When, in the summer of 2015, the images of refugees walking into Europe were shocking the nations and reports of overcrowded refugee centres were kicking citizens into action, I immediately got in touch with the people who had just started Take Care Bnb and were (then) flooded with requests from aspirant hosts. I wanted to film the proces of Dutch families hosting refugees, because I thought it would be the perfect opportunity to get answers to the questions that are keeping the European leaders in their grip since that time: can THEY, Arabs, live together with US, Europeans, without toiling with "our culture"? And if so, how should this proces of naturalisation be executed; with empathy or a bootcamp?
I saw the situation of the host families as a metaphor for the situation in Europe: certain host families are brought together with certain refugees in an arena of which the host is the rightful owner. There are house rules that the guest is made aware of. He feels he needs to be appreciative, but also has to try to feel at home really fast.

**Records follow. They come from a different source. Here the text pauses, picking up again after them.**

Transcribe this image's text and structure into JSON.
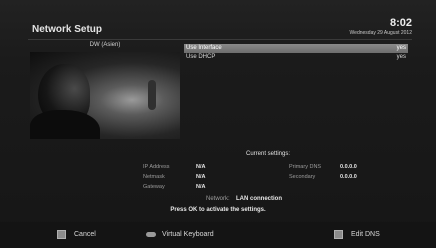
{
  "header": {
    "title": "Network Setup",
    "time": "8:02",
    "date": "Wednesday 29 August 2012"
  },
  "preview": {
    "channel": "DW (Asien)"
  },
  "menu": [
    {
      "label": "Use Interface",
      "value": "yes",
      "selected": true
    },
    {
      "label": "Use DHCP",
      "value": "yes",
      "selected": false
    }
  ],
  "settings": {
    "title": "Current settings:",
    "ip_label": "IP Address",
    "ip_value": "N/A",
    "netmask_label": "Netmask",
    "netmask_value": "N/A",
    "gateway_label": "Gateway",
    "gateway_value": "N/A",
    "dns1_label": "Primary DNS",
    "dns1_value": "0.0.0.0",
    "dns2_label": "Secondary",
    "dns2_value": "0.0.0.0",
    "network_label": "Network:",
    "network_value": "LAN connection",
    "hint": "Press OK to activate the settings."
  },
  "footer": {
    "cancel": "Cancel",
    "keyboard": "Virtual Keyboard",
    "edit_dns": "Edit DNS"
  },
  "colors": {
    "red_key": "#8c8c8c",
    "selection": "#7a7a7a"
  }
}
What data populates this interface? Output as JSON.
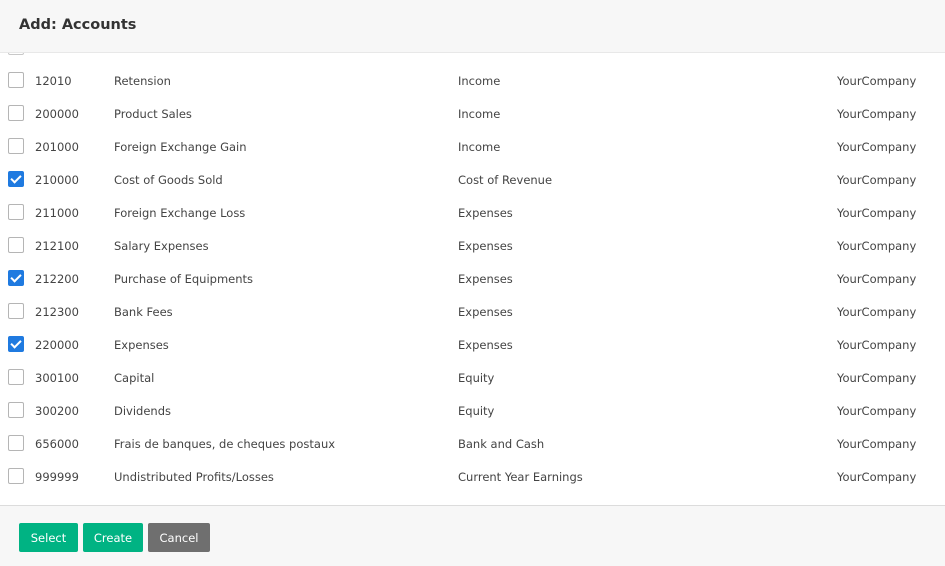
{
  "dialog": {
    "title": "Add: Accounts"
  },
  "accounts": [
    {
      "code": "12010",
      "name": "Retension",
      "type": "Income",
      "company": "YourCompany",
      "checked": false
    },
    {
      "code": "200000",
      "name": "Product Sales",
      "type": "Income",
      "company": "YourCompany",
      "checked": false
    },
    {
      "code": "201000",
      "name": "Foreign Exchange Gain",
      "type": "Income",
      "company": "YourCompany",
      "checked": false
    },
    {
      "code": "210000",
      "name": "Cost of Goods Sold",
      "type": "Cost of Revenue",
      "company": "YourCompany",
      "checked": true
    },
    {
      "code": "211000",
      "name": "Foreign Exchange Loss",
      "type": "Expenses",
      "company": "YourCompany",
      "checked": false
    },
    {
      "code": "212100",
      "name": "Salary Expenses",
      "type": "Expenses",
      "company": "YourCompany",
      "checked": false
    },
    {
      "code": "212200",
      "name": "Purchase of Equipments",
      "type": "Expenses",
      "company": "YourCompany",
      "checked": true
    },
    {
      "code": "212300",
      "name": "Bank Fees",
      "type": "Expenses",
      "company": "YourCompany",
      "checked": false
    },
    {
      "code": "220000",
      "name": "Expenses",
      "type": "Expenses",
      "company": "YourCompany",
      "checked": true
    },
    {
      "code": "300100",
      "name": "Capital",
      "type": "Equity",
      "company": "YourCompany",
      "checked": false
    },
    {
      "code": "300200",
      "name": "Dividends",
      "type": "Equity",
      "company": "YourCompany",
      "checked": false
    },
    {
      "code": "656000",
      "name": "Frais de banques, de cheques postaux",
      "type": "Bank and Cash",
      "company": "YourCompany",
      "checked": false
    },
    {
      "code": "999999",
      "name": "Undistributed Profits/Losses",
      "type": "Current Year Earnings",
      "company": "YourCompany",
      "checked": false
    }
  ],
  "footer": {
    "select_label": "Select",
    "create_label": "Create",
    "cancel_label": "Cancel"
  },
  "colors": {
    "primary_button": "#00b383",
    "secondary_button": "#6f6f6f",
    "checkbox_checked": "#1f7ae0"
  }
}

With this approach I tried to turn a massive debate into something more manageable. The choice of focussing on the host families is simply because they are the natives to whom European politicians address their appeals to be either fearful or compassionate.